Have you discussed this with a lawyer? It seems like this would qualify you as a money transmitter which has very strict requirements in many states. There are restrictions on the word "bank" and how that term can be used too.
A very common practice in the non-profit world, but very much not something that is accessible to students. Most fiscal sponsors out there are very bureaucratic and not set up to handle short-term engagements like hackathons.
Just a few months ago they did bring in a new restricted ADI licensing scheme though where you can start with only $3 million and get started quicker but there are a bunch of restrictions.
If I were attempting to do a similar thing, rather than positioning the "bank" as a separate service, I'd be offering full "auspicing" as many national NGOs have traditionally done for locally-run activities, where the "bank" service is actually just automating internal financial procedures for authorising transfers of money that belongs to the incorporated body rather than accepting deposits on behalf of a separate group of people.
edit: hah, just read the comments below and this seems to be exactly what they're doing
Although the other onerous requirement for a bank is that it can't have any one owner with more than 5% shareholding (although there's a lender here that's trying to get the government to change that).
Out of curiosity, are there ever plans to expand this beyond high school?
So cool to see an alum on HN :-).
I'm not sure why the bank's tax status is relevant, since the bank doesn't own the funds. Also, most credit unions are nonprofit.
Most sponsors for high school events want to see some sort of non-profit status when giving and it takes over a year and thousands of dollars to create a new entity in the US. With Hack Club Bank, they can get set up under our parent entity in under a week.
I'm happy you were able to get your status so quickly. It took us about a year. The filing fee for the 1023 alone is $600.
The IRS has an overview of the expected timelines at https://www.irs.gov/charities-non-profits/charitable-organiz..., though they often get backlogged by months. The filing instructions for the 1023 are also a fun read: https://www.irs.gov/pub/irs-pdf/i1023.pdf
All the debit cards are pre-paid from event account balances and have a system in place to collect receipts and restrict categories that can be spent in, if needed.

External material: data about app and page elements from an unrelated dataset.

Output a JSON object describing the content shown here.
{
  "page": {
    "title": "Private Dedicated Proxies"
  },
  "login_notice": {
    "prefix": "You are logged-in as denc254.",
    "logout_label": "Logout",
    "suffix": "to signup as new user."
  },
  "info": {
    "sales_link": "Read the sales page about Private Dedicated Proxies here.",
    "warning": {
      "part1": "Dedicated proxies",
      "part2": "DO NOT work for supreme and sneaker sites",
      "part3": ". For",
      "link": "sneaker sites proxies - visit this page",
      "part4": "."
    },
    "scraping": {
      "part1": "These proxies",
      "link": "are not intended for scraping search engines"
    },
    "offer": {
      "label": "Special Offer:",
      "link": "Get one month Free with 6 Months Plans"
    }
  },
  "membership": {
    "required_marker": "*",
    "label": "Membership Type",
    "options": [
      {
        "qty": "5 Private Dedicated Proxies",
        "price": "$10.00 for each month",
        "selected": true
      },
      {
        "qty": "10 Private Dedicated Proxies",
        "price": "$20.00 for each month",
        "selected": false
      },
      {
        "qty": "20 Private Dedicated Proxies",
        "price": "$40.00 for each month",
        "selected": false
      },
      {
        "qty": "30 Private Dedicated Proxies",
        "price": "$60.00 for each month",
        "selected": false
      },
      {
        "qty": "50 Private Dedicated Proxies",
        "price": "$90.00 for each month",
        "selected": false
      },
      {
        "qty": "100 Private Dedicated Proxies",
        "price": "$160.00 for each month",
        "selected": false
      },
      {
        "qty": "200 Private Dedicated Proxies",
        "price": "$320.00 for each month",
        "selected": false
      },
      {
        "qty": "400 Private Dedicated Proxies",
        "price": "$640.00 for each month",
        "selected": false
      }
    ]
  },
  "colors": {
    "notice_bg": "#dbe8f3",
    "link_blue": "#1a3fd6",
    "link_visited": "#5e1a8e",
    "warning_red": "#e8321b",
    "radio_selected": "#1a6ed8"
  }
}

We're planning on doing a gradual roll out where we can be extraordinary careful to make sure we catch all the kinks early on.
Bank accounts are treated as marketing for other financial services so you will even get free money if you open it in a bank that currently has a promotion (usually around 200 to 500 CZK - 7.5 to 20 dollars, or 5 to 12 beers).
The problem is that a personal bank account doesn't qualify as a non-profit under U.S. tax laws. So donors can't write off the donation and the kid would be assessed income taxes on the donation.
Again, you're focused on a totally different issue. There's nothing wrong with splitting costs or reimbursing a friend who bought you something.
Splitting rent or cab fare, etc. is fine, but that certainly doesn't mean a H.S. kid can receive $50k in "donations" in his/her personal bank account without worrying about the tax implications. That's the issue the OP is trying to address.
Having said that, school groups do spend money, bands, clubs and etc.... how are the others doing it successfully?
"The only person who had access to the bank account was the principal, but nobody knew where he was. 24 hours later, Jake and I were on the phone with the vice principal who was also left in the dark. A week later, the principal showed up in Tokyo and the money was still completely restricted. They missed the deadline for purchasing the flights and the trip was cancelled. What the hell happened?"
What did happen? They never really explain that.
For Kapaa High School, the money is still sitting today in a restricted bank account only the principal has access to - the trip never happened and the donors are frustrated, to say the least.
Joint business bank account at any major bank solves this. File for an llc in colorado (~$65) and open the account. Tax free, fee-free, and you can get multiple debit cards.
Sponsors for high school events also typically look for 501(c)(3) status before giving to events that benefit their community. I'm sure an LLC is a great solution for many, but there's a reason high schoolers don't already do this for hackathons.